Has a nice api, but because GSL is tightly woven into some of the vector code, which means the entire package,  even the linear algebra parts, is GPL licensed, which is viewed as problematical by the community.
I've had some conversations with the maintainer Alberto (super nice guy), and if the blas/lapack/vector stuff can be factored out and no longer use the GSL code, he's open to refactoring the core hmatrix package into the lin alg part ("hmatrix-base") and a part with the gsl code ("some other name").
(edit for clarity: the goal here being that hmatrix-base would be made bsd3)

So right now I'm midway through a slash and burn rewrite of what i hope will become the "hmatrix-base" piece, in branch towardsBSD3 at my repo One handy thing about getting the Blas package in working shape is that I actually can (hopefully) repurpose some of its vector c code for this. So for now I have a copy of the various C code bits from the hs-linear-algebra in the same subdir as the offending code.

Basically the main piece of code that'll need to be changed is the code in
hmatrix / lib / Numeric / BSD/ Vector-aux.c  , perhaps using the cbits code from blas as the starting point? (though it'll need to extended to Float and Complex Float cases). Basically i'm doing a hack and slash job in a branch, and then i'll do surgery merge / refactor later and then talk with Alberto about moving things along license wise etc.

Thats not all I'm up to, but its all I can share right now :)

Whats currently afoot! (amazing numerical things in haskell)

Hey internet. Sorry we've not spoken lately.

So a few months ago I started working on designing some tools for doing numerical computation in a much nicer way (in haskell of course!). I've been pretty busy with it, but its very exciting stuff. I was even at one point considering submitting a proposal for technical area 1 of the DARPA XDATA initiative (which was a bit of a challenge to even try to organize, as I only found out about the solicitation 2 weeks before it was due!).

Anyways, turns out real businesses want to use (and pay for) my data analysis tools ( "Cashew") the moment I have them ready! So I'm a bit buried with coding right now. But stay tuned!

Yes, Haskell + Data Analysis & Numerical Computation + business users! Have a look see at whats going on at  this fall to find out more :)

(edit: one thing I'm also doing aside from writing these tools is doing a bunch of work to improve the open source numerical ecosystem in haskell. eg trying to get a bsd3 lin alg out the door, whether via teaming with a maintainer of current packages, or rolling my own. One way or another twill happen. see github for a rough view of the current state of that :) )

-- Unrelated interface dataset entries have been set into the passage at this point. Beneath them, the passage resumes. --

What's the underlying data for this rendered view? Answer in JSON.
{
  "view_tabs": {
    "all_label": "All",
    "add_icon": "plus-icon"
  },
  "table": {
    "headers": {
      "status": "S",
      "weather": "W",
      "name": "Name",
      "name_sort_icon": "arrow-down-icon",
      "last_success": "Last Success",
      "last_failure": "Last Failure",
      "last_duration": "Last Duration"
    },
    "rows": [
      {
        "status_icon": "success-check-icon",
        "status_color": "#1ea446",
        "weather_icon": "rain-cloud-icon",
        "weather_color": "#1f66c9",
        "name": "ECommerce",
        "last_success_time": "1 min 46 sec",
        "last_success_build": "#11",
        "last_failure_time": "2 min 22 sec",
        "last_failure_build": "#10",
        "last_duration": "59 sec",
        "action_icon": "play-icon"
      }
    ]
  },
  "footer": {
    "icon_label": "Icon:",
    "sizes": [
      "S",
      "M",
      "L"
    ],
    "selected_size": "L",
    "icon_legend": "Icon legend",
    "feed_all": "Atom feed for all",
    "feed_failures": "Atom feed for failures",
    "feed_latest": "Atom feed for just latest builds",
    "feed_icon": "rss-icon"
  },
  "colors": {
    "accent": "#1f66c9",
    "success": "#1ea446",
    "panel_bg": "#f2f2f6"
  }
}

(edit2: assuming the business gets off the ground this fall, hopefully i'll be fortunate enough to have the challenging problem of finding great colleagues to join me full time in my escapades)

Monday, July 4, 2011

Math renders! Time for Content!

so to answer will it  math? \( f(x)=\partial \phi / \sin \pi\)

yes it does.

Ok, now that I have a nice math rendering blog thing setup, I"ll stick with it :)

another test post

I will \(\dfrac{\partial E}{\partial \widehat{C}}\)

testing latex

\[\int f(x)=\partial g(y)\cdot \Theta\]